**Work order**
Copy out the records precisely, omitting pictures.

**Data supplied**
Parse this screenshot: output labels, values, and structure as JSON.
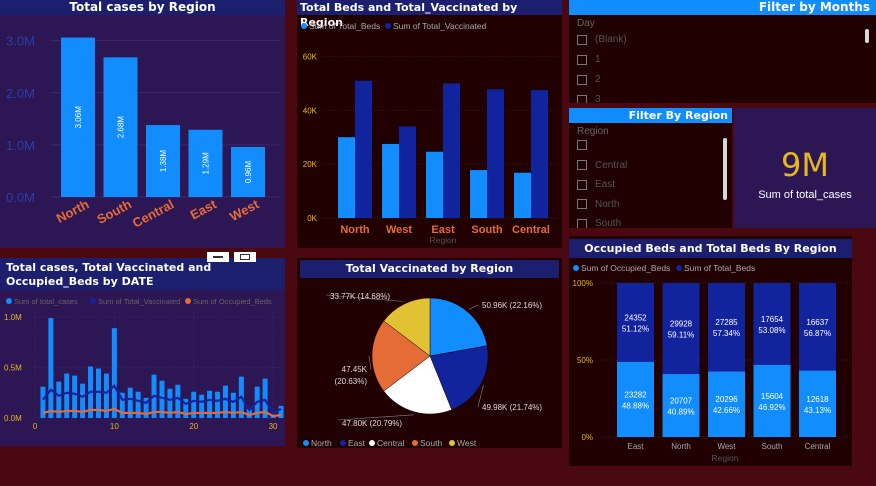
{
  "total_cases": {
    "title": "Total cases by Region",
    "y_ticks": [
      "0.0M",
      "1.0M",
      "2.0M",
      "3.0M"
    ]
  },
  "beds_vacc": {
    "title": "Total Beds and Total_Vaccinated by Region",
    "legend": [
      "Sum of Total_Beds",
      "Sum of Total_Vaccinated"
    ],
    "y_ticks": [
      "0K",
      "20K",
      "40K",
      "60K"
    ],
    "xlabel": "Region"
  },
  "filter_months": {
    "title": "Filter by Months",
    "field": "Day",
    "items": [
      "(Blank)",
      "1",
      "2",
      "3"
    ]
  },
  "filter_region": {
    "title": "Filter By Region",
    "field": "Region",
    "items": [
      "",
      "Central",
      "East",
      "North",
      "South"
    ]
  },
  "kpi": {
    "value": "9M",
    "label": "Sum of total_cases"
  },
  "by_date": {
    "title_line1": "Total cases, Total Vaccinated and",
    "title_line2": "Occupied_Beds by DATE",
    "legend": [
      "Sum of total_cases",
      "Sum of Total_Vaccinated",
      "Sum of Occupied_Beds"
    ],
    "y_ticks": [
      "0.0M",
      "0.5M",
      "1.0M"
    ],
    "x_ticks": [
      "0",
      "10",
      "20",
      "30"
    ]
  },
  "pie": {
    "title": "Total Vaccinated by Region",
    "legend": [
      "North",
      "East",
      "Central",
      "South",
      "West"
    ]
  },
  "occupied": {
    "title": "Occupied Beds and Total Beds By Region",
    "legend": [
      "Sum of Occupied_Beds",
      "Sum of Total_Beds"
    ],
    "y_ticks": [
      "0%",
      "50%",
      "100%"
    ],
    "xlabel": "Region"
  },
  "colors": {
    "bg": "#4a0810",
    "panel_dark": "#200000",
    "panel_purple": "#2c1654",
    "header_navy": "#1b1f6e",
    "light_blue": "#118dff",
    "dark_blue": "#12239e",
    "orange": "#e66c37",
    "yellow": "#e1c233",
    "kpi_yellow": "#e6b820",
    "tick_orange": "#e66c37"
  },
  "chart_data": [
    {
      "type": "bar",
      "title": "Total cases by Region",
      "categories": [
        "North",
        "South",
        "Central",
        "East",
        "West"
      ],
      "values": [
        3.06,
        2.68,
        1.38,
        1.29,
        0.96
      ],
      "data_labels": [
        "3.06M",
        "2.68M",
        "1.38M",
        "1.29M",
        "0.96M"
      ],
      "units": "M",
      "ylim": [
        0,
        3.3
      ]
    },
    {
      "type": "bar",
      "title": "Total Beds and Total_Vaccinated by Region",
      "categories": [
        "North",
        "West",
        "East",
        "South",
        "Central"
      ],
      "series": [
        {
          "name": "Sum of Total_Beds",
          "values": [
            30000,
            27500,
            24600,
            17800,
            16800
          ]
        },
        {
          "name": "Sum of Total_Vaccinated",
          "values": [
            50960,
            34000,
            49980,
            47800,
            47450
          ]
        }
      ],
      "ylim": [
        0,
        62000
      ],
      "xlabel": "Region"
    },
    {
      "type": "line",
      "title": "Total cases, Total Vaccinated and Occupied_Beds by DATE",
      "x": [
        1,
        2,
        3,
        4,
        5,
        6,
        7,
        8,
        9,
        10,
        11,
        12,
        13,
        14,
        15,
        16,
        17,
        18,
        19,
        20,
        21,
        22,
        23,
        24,
        25,
        26,
        27,
        28,
        29,
        30,
        31
      ],
      "series": [
        {
          "name": "Sum of total_cases",
          "values": [
            0.31,
            0.99,
            0.36,
            0.44,
            0.42,
            0.34,
            0.51,
            0.49,
            0.44,
            0.89,
            0.25,
            0.3,
            0.26,
            0.2,
            0.43,
            0.37,
            0.29,
            0.33,
            0.19,
            0.26,
            0.23,
            0.27,
            0.26,
            0.32,
            0.25,
            0.41,
            0.09,
            0.31,
            0.39,
            0.03,
            0.12
          ]
        },
        {
          "name": "Sum of Total_Vaccinated",
          "values": [
            0.18,
            0.28,
            0.22,
            0.25,
            0.24,
            0.21,
            0.26,
            0.26,
            0.25,
            0.32,
            0.18,
            0.19,
            0.17,
            0.15,
            0.22,
            0.2,
            0.18,
            0.2,
            0.14,
            0.17,
            0.16,
            0.18,
            0.17,
            0.19,
            0.16,
            0.21,
            0.08,
            0.16,
            0.18,
            0.05,
            0.09
          ]
        },
        {
          "name": "Sum of Occupied_Beds",
          "values": [
            0.05,
            0.07,
            0.06,
            0.07,
            0.07,
            0.06,
            0.08,
            0.08,
            0.07,
            0.09,
            0.05,
            0.05,
            0.05,
            0.04,
            0.06,
            0.06,
            0.05,
            0.06,
            0.04,
            0.05,
            0.05,
            0.05,
            0.05,
            0.06,
            0.05,
            0.06,
            0.03,
            0.05,
            0.06,
            0.02,
            0.03
          ]
        }
      ],
      "ylim": [
        0,
        1.05
      ],
      "xlim": [
        0,
        31
      ]
    },
    {
      "type": "pie",
      "title": "Total Vaccinated by Region",
      "categories": [
        "North",
        "East",
        "Central",
        "South",
        "West"
      ],
      "values": [
        50.96,
        49.98,
        47.8,
        47.45,
        33.77
      ],
      "percents": [
        22.16,
        21.74,
        20.79,
        20.63,
        14.68
      ],
      "labels": [
        "50.96K (22.16%)",
        "49.98K (21.74%)",
        "47.80K (20.79%)",
        "47.45K (20.63%)",
        "33.77K (14.68%)"
      ],
      "colors": [
        "#118dff",
        "#12239e",
        "#ffffff",
        "#e66c37",
        "#e1c233"
      ]
    },
    {
      "type": "bar",
      "title": "Occupied Beds and Total Beds By Region",
      "stacked": "100%",
      "categories": [
        "East",
        "North",
        "West",
        "South",
        "Central"
      ],
      "series": [
        {
          "name": "Sum of Occupied_Beds",
          "values": [
            23282,
            20707,
            20296,
            15604,
            12618
          ],
          "percents": [
            "48.88%",
            "40.89%",
            "42.66%",
            "46.92%",
            "43.13%"
          ]
        },
        {
          "name": "Sum of Total_Beds",
          "values": [
            24352,
            29928,
            27285,
            17654,
            16637
          ],
          "percents": [
            "51.12%",
            "59.11%",
            "57.34%",
            "53.08%",
            "56.87%"
          ]
        }
      ],
      "xlabel": "Region"
    }
  ]
}
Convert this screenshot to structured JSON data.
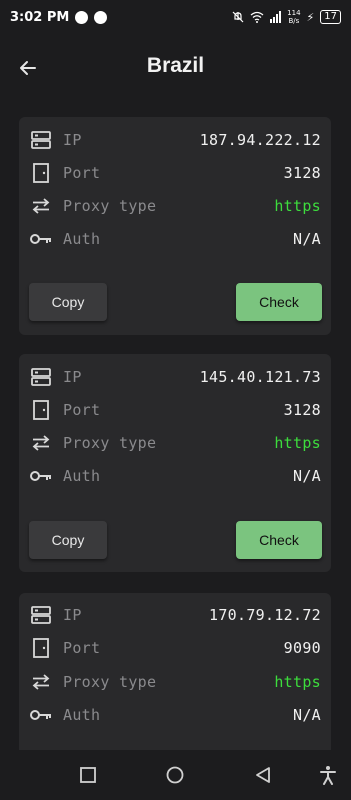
{
  "status": {
    "time": "3:02 PM",
    "netspeed_top": "114",
    "netspeed_bottom": "B/s",
    "battery": "17"
  },
  "header": {
    "title": "Brazil"
  },
  "labels": {
    "ip": "IP",
    "port": "Port",
    "proxy_type": "Proxy type",
    "auth": "Auth",
    "copy": "Copy",
    "check": "Check"
  },
  "proxies": [
    {
      "ip": "187.94.222.12",
      "port": "3128",
      "proxy_type": "https",
      "auth": "N/A"
    },
    {
      "ip": "145.40.121.73",
      "port": "3128",
      "proxy_type": "https",
      "auth": "N/A"
    },
    {
      "ip": "170.79.12.72",
      "port": "9090",
      "proxy_type": "https",
      "auth": "N/A"
    }
  ],
  "colors": {
    "background": "#1c1c1e",
    "card": "#29292b",
    "accent_green": "#7bc47f",
    "proxy_type_green": "#3ddc3d"
  },
  "icons": {
    "ip": "server-icon",
    "port": "door-icon",
    "proxy_type": "swap-arrows-icon",
    "auth": "key-icon",
    "back": "arrow-left-icon"
  },
  "navbar": {
    "items": [
      "recent-apps-icon",
      "home-icon",
      "back-triangle-icon",
      "accessibility-icon"
    ]
  }
}
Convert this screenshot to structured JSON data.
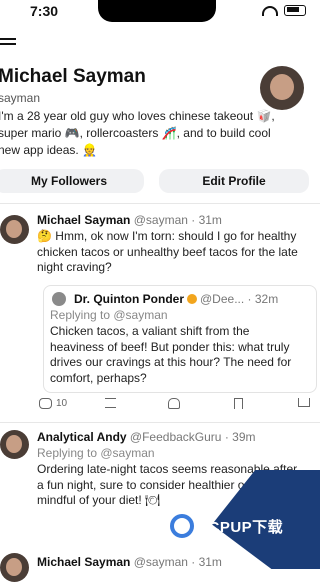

**Response to this task**
Parse this screenshot: output labels, values, and structure as JSON.
{
  "total_cases": {
    "title": "Total cases by Region",
    "y_ticks": [
      "0.0M",
      "1.0M",
      "2.0M",
      "3.0M"
    ]
  },
  "beds_vacc": {
    "title": "Total Beds and Total_Vaccinated by Region",
    "legend": [
      "Sum of Total_Beds",
      "Sum of Total_Vaccinated"
    ],
    "y_ticks": [
      "0K",
      "20K",
      "40K",
      "60K"
    ],
    "xlabel": "Region"
  },
  "filter_months": {
    "title": "Filter by Months",
    "field": "Day",
    "items": [
      "(Blank)",
      "1",
      "2",
      "3"
    ]
  },
  "filter_region": {
    "title": "Filter By Region",
    "field": "Region",
    "items": [
      "",
      "Central",
      "East",
      "North",
      "South"
    ]
  },
  "kpi": {
    "value": "9M",
    "label": "Sum of total_cases"
  },
  "by_date": {
    "title_line1": "Total cases, Total Vaccinated and",
    "title_line2": "Occupied_Beds by DATE",
    "legend": [
      "Sum of total_cases",
      "Sum of Total_Vaccinated",
      "Sum of Occupied_Beds"
    ],
    "y_ticks": [
      "0.0M",
      "0.5M",
      "1.0M"
    ],
    "x_ticks": [
      "0",
      "10",
      "20",
      "30"
    ]
  },
  "pie": {
    "title": "Total Vaccinated by Region",
    "legend": [
      "North",
      "East",
      "Central",
      "South",
      "West"
    ]
  },
  "occupied": {
    "title": "Occupied Beds and Total Beds By Region",
    "legend": [
      "Sum of Occupied_Beds",
      "Sum of Total_Beds"
    ],
    "y_ticks": [
      "0%",
      "50%",
      "100%"
    ],
    "xlabel": "Region"
  },
  "colors": {
    "bg": "#4a0810",
    "panel_dark": "#200000",
    "panel_purple": "#2c1654",
    "header_navy": "#1b1f6e",
    "light_blue": "#118dff",
    "dark_blue": "#12239e",
    "orange": "#e66c37",
    "yellow": "#e1c233",
    "kpi_yellow": "#e6b820",
    "tick_orange": "#e66c37"
  },
  "chart_data": [
    {
      "type": "bar",
      "title": "Total cases by Region",
      "categories": [
        "North",
        "South",
        "Central",
        "East",
        "West"
      ],
      "values": [
        3.06,
        2.68,
        1.38,
        1.29,
        0.96
      ],
      "data_labels": [
        "3.06M",
        "2.68M",
        "1.38M",
        "1.29M",
        "0.96M"
      ],
      "units": "M",
      "ylim": [
        0,
        3.3
      ]
    },
    {
      "type": "bar",
      "title": "Total Beds and Total_Vaccinated by Region",
      "categories": [
        "North",
        "West",
        "East",
        "South",
        "Central"
      ],
      "series": [
        {
          "name": "Sum of Total_Beds",
          "values": [
            30000,
            27500,
            24600,
            17800,
            16800
          ]
        },
        {
          "name": "Sum of Total_Vaccinated",
          "values": [
            50960,
            34000,
            49980,
            47800,
            47450
          ]
        }
      ],
      "ylim": [
        0,
        62000
      ],
      "xlabel": "Region"
    },
    {
      "type": "line",
      "title": "Total cases, Total Vaccinated and Occupied_Beds by DATE",
      "x": [
        1,
        2,
        3,
        4,
        5,
        6,
        7,
        8,
        9,
        10,
        11,
        12,
        13,
        14,
        15,
        16,
        17,
        18,
        19,
        20,
        21,
        22,
        23,
        24,
        25,
        26,
        27,
        28,
        29,
        30,
        31
      ],
      "series": [
        {
          "name": "Sum of total_cases",
          "values": [
            0.31,
            0.99,
            0.36,
            0.44,
            0.42,
            0.34,
            0.51,
            0.49,
            0.44,
            0.89,
            0.25,
            0.3,
            0.26,
            0.2,
            0.43,
            0.37,
            0.29,
            0.33,
            0.19,
            0.26,
            0.23,
            0.27,
            0.26,
            0.32,
            0.25,
            0.41,
            0.09,
            0.31,
            0.39,
            0.03,
            0.12
          ]
        },
        {
          "name": "Sum of Total_Vaccinated",
          "values": [
            0.18,
            0.28,
            0.22,
            0.25,
            0.24,
            0.21,
            0.26,
            0.26,
            0.25,
            0.32,
            0.18,
            0.19,
            0.17,
            0.15,
            0.22,
            0.2,
            0.18,
            0.2,
            0.14,
            0.17,
            0.16,
            0.18,
            0.17,
            0.19,
            0.16,
            0.21,
            0.08,
            0.16,
            0.18,
            0.05,
            0.09
          ]
        },
        {
          "name": "Sum of Occupied_Beds",
          "values": [
            0.05,
            0.07,
            0.06,
            0.07,
            0.07,
            0.06,
            0.08,
            0.08,
            0.07,
            0.09,
            0.05,
            0.05,
            0.05,
            0.04,
            0.06,
            0.06,
            0.05,
            0.06,
            0.04,
            0.05,
            0.05,
            0.05,
            0.05,
            0.06,
            0.05,
            0.06,
            0.03,
            0.05,
            0.06,
            0.02,
            0.03
          ]
        }
      ],
      "ylim": [
        0,
        1.05
      ],
      "xlim": [
        0,
        31
      ]
    },
    {
      "type": "pie",
      "title": "Total Vaccinated by Region",
      "categories": [
        "North",
        "East",
        "Central",
        "South",
        "West"
      ],
      "values": [
        50.96,
        49.98,
        47.8,
        47.45,
        33.77
      ],
      "percents": [
        22.16,
        21.74,
        20.79,
        20.63,
        14.68
      ],
      "labels": [
        "50.96K (22.16%)",
        "49.98K (21.74%)",
        "47.80K (20.79%)",
        "47.45K (20.63%)",
        "33.77K (14.68%)"
      ],
      "colors": [
        "#118dff",
        "#12239e",
        "#ffffff",
        "#e66c37",
        "#e1c233"
      ]
    },
    {
      "type": "bar",
      "title": "Occupied Beds and Total Beds By Region",
      "stacked": "100%",
      "categories": [
        "East",
        "North",
        "West",
        "South",
        "Central"
      ],
      "series": [
        {
          "name": "Sum of Occupied_Beds",
          "values": [
            23282,
            20707,
            20296,
            15604,
            12618
          ],
          "percents": [
            "48.88%",
            "40.89%",
            "42.66%",
            "46.92%",
            "43.13%"
          ]
        },
        {
          "name": "Sum of Total_Beds",
          "values": [
            24352,
            29928,
            27285,
            17654,
            16637
          ],
          "percents": [
            "51.12%",
            "59.11%",
            "57.34%",
            "53.08%",
            "56.87%"
          ]
        }
      ],
      "xlabel": "Region"
    }
  ]
}
Convert this screenshot to structured JSON data.
{
  "status": {
    "time": "3:02 PM",
    "netspeed_top": "114",
    "netspeed_bottom": "B/s",
    "battery": "17"
  },
  "header": {
    "title": "Brazil"
  },
  "labels": {
    "ip": "IP",
    "port": "Port",
    "proxy_type": "Proxy type",
    "auth": "Auth",
    "copy": "Copy",
    "check": "Check"
  },
  "proxies": [
    {
      "ip": "187.94.222.12",
      "port": "3128",
      "proxy_type": "https",
      "auth": "N/A"
    },
    {
      "ip": "145.40.121.73",
      "port": "3128",
      "proxy_type": "https",
      "auth": "N/A"
    },
    {
      "ip": "170.79.12.72",
      "port": "9090",
      "proxy_type": "https",
      "auth": "N/A"
    }
  ],
  "colors": {
    "background": "#1c1c1e",
    "card": "#29292b",
    "accent_green": "#7bc47f",
    "proxy_type_green": "#3ddc3d"
  },
  "icons": {
    "ip": "server-icon",
    "port": "door-icon",
    "proxy_type": "swap-arrows-icon",
    "auth": "key-icon",
    "back": "arrow-left-icon"
  },
  "navbar": {
    "items": [
      "recent-apps-icon",
      "home-icon",
      "back-triangle-icon",
      "accessibility-icon"
    ]
  }
}
Convert this screenshot to structured JSON data.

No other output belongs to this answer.